Conclusions and Clinical Relevance—Cardiac lymphoma is an uncommon cause of pericardial effusion, and results suggest that cardiac lymphoma does not always warrant the poor prognosis of other stage V, substage b lymphomas. (J Am Vet Med Assoc 2005; 227:1449–1453)

Abstract

Objective—To determine clinical characteristics and clinicopathologic findings, including results of pericardial fluid analysis, and determine the outcome associated with pericardial effusion caused by cardiac lymphoma in dogs.

Design—Retrospective case series.

Animals—12 dogs.

Procedure—Medical records of affected dogs were reviewed for echocardiographic findings, radiographic findings, results of pericardial fluid analysis, clinicopathologic findings, treatment protocols, and outcomes.

Results—Pericardial effusion was detected by echocardiography in all 12 dogs, and lymphoma was detected by cytologic examination of the effusion (11/12 dogs) or histologic examination of pericardium (3/12). Large-breed dogs were overrepresented; median weight was 40.5 kg (89.1 lb). Most hematologic and biochemical changes were mild and nonspecific.

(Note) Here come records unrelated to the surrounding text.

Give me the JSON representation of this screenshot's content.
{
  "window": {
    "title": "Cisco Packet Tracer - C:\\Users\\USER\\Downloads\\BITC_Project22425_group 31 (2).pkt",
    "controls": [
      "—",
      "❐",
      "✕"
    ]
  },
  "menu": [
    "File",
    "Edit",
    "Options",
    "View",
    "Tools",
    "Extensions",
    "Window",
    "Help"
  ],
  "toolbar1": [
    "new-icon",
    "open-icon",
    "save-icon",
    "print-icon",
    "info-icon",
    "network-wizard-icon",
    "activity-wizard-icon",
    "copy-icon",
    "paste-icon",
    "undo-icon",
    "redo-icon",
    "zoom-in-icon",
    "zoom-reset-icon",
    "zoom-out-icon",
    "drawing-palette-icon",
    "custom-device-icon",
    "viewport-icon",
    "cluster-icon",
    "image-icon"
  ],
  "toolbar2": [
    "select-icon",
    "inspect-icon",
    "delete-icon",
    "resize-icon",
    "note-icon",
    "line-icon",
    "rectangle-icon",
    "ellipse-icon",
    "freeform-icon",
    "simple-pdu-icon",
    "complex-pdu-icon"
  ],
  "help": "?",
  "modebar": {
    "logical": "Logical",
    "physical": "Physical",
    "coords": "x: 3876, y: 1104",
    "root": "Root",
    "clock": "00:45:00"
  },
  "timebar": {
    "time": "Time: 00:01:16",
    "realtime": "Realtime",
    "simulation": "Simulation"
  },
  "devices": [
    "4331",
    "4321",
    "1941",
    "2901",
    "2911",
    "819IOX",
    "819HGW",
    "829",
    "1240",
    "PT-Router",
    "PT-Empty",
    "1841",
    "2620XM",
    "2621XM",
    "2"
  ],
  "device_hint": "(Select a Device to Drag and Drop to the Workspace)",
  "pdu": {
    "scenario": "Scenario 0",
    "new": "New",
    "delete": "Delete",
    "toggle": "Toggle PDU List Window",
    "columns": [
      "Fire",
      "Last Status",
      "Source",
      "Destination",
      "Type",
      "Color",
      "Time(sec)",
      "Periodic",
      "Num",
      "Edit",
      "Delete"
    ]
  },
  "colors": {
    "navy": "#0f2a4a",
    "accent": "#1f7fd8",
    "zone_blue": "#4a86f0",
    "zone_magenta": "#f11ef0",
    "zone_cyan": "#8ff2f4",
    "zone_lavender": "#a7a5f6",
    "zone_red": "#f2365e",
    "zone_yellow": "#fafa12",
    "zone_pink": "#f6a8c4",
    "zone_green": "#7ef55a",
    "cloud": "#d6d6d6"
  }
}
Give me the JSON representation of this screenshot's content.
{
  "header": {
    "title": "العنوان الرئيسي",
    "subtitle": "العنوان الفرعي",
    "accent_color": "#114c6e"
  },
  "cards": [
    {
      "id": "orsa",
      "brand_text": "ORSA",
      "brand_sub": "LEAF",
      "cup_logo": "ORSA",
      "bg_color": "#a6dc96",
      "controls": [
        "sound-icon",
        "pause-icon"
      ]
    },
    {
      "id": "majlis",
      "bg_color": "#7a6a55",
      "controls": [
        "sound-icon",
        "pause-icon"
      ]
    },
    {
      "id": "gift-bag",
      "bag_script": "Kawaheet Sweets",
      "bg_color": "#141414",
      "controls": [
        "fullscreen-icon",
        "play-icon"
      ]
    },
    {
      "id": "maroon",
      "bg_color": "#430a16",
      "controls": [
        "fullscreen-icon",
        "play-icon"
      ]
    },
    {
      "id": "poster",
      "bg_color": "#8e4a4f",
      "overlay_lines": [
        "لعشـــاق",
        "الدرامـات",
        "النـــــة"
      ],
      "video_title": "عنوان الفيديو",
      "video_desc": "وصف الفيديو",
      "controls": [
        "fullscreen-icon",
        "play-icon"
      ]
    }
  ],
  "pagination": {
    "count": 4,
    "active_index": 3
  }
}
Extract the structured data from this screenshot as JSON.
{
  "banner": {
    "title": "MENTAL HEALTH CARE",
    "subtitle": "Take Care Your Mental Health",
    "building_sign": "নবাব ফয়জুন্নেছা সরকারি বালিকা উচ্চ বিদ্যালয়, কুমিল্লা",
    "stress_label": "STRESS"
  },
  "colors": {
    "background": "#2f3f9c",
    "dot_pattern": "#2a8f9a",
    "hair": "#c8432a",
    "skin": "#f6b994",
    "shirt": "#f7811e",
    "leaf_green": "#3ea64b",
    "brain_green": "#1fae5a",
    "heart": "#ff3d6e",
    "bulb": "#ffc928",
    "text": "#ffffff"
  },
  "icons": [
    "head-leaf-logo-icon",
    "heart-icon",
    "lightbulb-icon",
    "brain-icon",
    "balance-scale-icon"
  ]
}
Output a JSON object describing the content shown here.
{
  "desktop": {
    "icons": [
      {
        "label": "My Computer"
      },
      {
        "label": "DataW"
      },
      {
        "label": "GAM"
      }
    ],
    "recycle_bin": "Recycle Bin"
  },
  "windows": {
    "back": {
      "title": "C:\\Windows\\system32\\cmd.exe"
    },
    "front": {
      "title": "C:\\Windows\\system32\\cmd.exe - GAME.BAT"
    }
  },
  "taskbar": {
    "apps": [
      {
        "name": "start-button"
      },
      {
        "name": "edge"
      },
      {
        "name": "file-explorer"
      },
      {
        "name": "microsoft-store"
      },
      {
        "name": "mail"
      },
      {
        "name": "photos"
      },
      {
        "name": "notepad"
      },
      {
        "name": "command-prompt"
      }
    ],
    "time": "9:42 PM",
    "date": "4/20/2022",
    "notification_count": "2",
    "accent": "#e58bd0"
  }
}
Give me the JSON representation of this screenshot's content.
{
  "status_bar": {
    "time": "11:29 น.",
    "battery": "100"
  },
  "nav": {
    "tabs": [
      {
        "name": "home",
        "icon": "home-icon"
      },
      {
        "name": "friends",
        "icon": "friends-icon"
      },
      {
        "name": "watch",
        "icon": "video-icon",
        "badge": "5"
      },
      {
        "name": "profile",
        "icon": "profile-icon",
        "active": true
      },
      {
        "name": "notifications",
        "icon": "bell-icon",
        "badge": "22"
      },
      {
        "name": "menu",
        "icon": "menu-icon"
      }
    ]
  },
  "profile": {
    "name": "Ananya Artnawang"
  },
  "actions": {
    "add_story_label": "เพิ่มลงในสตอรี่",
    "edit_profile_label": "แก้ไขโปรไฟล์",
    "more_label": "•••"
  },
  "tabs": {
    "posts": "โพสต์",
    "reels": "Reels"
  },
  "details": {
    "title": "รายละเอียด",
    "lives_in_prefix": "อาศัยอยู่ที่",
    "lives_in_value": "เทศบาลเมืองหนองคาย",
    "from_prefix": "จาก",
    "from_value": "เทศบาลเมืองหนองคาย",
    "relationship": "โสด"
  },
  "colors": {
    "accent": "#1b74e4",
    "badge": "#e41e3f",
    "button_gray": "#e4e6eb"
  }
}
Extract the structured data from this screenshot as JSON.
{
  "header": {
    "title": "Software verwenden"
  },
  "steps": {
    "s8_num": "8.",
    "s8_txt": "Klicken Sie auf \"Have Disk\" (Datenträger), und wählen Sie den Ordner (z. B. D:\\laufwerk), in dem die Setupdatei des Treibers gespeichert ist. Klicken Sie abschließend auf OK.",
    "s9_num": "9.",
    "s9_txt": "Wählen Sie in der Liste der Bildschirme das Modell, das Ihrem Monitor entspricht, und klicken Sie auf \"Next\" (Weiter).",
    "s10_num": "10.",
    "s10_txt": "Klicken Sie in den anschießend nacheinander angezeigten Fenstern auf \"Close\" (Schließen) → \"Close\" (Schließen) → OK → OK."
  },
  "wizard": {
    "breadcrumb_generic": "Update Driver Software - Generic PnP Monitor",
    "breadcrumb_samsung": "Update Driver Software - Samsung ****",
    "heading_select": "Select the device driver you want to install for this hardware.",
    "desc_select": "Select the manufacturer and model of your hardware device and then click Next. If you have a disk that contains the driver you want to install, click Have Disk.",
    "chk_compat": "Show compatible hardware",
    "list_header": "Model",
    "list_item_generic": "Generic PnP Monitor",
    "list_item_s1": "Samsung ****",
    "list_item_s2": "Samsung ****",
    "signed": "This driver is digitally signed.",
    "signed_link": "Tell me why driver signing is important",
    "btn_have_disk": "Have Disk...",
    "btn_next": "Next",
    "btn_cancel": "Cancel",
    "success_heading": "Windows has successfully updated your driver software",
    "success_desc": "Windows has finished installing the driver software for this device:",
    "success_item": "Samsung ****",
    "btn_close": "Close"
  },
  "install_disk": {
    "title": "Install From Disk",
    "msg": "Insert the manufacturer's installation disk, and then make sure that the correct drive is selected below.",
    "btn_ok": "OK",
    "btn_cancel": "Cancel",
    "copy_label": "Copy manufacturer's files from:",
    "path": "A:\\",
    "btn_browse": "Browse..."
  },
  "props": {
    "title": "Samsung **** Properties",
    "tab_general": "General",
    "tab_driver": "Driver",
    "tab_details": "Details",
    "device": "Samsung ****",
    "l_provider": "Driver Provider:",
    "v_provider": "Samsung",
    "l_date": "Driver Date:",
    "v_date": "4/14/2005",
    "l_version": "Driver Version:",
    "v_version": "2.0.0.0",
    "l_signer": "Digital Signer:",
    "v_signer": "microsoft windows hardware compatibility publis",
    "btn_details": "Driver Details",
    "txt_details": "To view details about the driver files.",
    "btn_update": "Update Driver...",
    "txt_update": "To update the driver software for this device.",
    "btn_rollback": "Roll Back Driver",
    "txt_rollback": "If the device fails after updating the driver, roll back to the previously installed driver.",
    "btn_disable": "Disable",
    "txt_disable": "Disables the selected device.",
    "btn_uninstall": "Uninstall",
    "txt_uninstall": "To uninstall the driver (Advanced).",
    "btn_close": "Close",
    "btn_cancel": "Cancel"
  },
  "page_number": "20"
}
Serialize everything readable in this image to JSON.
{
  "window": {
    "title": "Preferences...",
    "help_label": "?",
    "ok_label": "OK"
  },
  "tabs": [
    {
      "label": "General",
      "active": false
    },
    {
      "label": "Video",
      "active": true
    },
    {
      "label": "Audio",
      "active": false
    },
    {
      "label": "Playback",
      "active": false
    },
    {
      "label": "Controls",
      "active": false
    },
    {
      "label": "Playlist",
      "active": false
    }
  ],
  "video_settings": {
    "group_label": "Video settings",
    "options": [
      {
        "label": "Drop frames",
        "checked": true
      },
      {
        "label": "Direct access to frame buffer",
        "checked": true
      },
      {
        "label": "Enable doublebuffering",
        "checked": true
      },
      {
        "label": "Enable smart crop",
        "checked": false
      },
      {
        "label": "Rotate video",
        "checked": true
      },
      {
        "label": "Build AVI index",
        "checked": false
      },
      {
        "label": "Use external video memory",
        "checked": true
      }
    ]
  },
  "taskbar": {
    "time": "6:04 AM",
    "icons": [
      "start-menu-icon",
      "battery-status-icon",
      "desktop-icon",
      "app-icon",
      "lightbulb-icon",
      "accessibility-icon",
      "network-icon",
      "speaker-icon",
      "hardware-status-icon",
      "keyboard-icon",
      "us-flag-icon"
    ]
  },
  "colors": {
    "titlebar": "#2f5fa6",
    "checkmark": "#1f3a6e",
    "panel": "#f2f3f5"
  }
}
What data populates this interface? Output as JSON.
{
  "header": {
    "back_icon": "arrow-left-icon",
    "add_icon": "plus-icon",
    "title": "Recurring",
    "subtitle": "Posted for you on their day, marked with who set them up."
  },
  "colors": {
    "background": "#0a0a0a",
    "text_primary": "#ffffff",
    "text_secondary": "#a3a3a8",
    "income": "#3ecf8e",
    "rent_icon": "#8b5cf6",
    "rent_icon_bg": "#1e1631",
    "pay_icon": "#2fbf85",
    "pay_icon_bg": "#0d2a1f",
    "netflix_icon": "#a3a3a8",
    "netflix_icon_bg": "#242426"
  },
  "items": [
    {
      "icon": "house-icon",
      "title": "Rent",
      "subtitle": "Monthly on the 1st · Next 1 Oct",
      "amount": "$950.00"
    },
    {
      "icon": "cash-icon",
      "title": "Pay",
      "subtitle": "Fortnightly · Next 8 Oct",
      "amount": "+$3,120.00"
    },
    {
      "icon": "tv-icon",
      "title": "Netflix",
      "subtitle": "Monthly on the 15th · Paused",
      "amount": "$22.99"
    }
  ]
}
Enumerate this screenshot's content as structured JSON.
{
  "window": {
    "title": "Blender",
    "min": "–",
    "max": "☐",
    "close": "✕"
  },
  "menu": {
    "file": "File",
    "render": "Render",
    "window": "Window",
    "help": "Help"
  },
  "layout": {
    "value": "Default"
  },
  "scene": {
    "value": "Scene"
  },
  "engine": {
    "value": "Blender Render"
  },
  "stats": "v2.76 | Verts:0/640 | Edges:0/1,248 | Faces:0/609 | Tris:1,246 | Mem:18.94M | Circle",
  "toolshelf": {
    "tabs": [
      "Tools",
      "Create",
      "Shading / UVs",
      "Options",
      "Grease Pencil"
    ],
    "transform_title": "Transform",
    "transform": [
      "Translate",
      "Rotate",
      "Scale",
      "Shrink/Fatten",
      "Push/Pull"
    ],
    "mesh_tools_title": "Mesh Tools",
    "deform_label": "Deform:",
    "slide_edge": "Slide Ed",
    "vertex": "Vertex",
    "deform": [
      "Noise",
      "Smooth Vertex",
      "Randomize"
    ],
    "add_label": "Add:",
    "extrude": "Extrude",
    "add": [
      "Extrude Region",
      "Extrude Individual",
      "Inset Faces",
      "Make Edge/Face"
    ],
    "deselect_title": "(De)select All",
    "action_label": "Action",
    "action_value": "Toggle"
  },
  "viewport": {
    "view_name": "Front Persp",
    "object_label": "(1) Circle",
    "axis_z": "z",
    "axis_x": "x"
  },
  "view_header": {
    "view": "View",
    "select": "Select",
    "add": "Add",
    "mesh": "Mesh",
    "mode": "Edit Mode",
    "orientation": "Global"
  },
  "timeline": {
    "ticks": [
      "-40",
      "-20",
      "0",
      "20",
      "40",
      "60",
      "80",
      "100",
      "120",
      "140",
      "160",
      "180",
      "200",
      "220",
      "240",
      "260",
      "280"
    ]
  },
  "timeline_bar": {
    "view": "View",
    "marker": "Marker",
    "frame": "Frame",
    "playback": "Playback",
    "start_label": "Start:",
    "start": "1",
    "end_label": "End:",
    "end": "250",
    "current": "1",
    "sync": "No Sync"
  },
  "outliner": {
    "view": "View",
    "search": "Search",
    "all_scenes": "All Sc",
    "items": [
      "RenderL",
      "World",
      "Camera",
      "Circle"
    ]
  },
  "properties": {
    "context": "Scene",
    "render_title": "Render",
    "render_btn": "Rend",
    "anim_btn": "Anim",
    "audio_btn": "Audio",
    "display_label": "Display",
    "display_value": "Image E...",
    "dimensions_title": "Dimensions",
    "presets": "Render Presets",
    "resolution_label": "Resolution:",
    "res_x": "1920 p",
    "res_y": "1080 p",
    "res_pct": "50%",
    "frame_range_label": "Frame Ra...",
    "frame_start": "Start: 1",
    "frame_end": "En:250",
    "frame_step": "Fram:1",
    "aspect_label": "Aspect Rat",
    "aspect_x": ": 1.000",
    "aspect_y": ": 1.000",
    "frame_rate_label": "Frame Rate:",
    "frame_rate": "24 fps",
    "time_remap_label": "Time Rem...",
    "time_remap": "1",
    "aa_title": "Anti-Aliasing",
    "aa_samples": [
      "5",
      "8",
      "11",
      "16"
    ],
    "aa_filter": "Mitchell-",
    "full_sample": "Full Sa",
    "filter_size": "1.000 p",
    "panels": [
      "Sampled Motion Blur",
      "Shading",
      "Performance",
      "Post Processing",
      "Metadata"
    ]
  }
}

Survival time for dogs treated with combination chemotherapeutic agents was 157 days and for dogs that did not receive chemotherapy survival time was 22 days. This difference was not significant, but several dogs had long-term survival.

Conclusions and Clinical Relevance—Cardiac lymphoma is an uncommon cause of pericardial effusion, and results suggest that cardiac lymphoma does not always warrant the poor prognosis of other stage V, substage b lymphomas. (J Am Vet Med Assoc 2005; 227:1449–1453)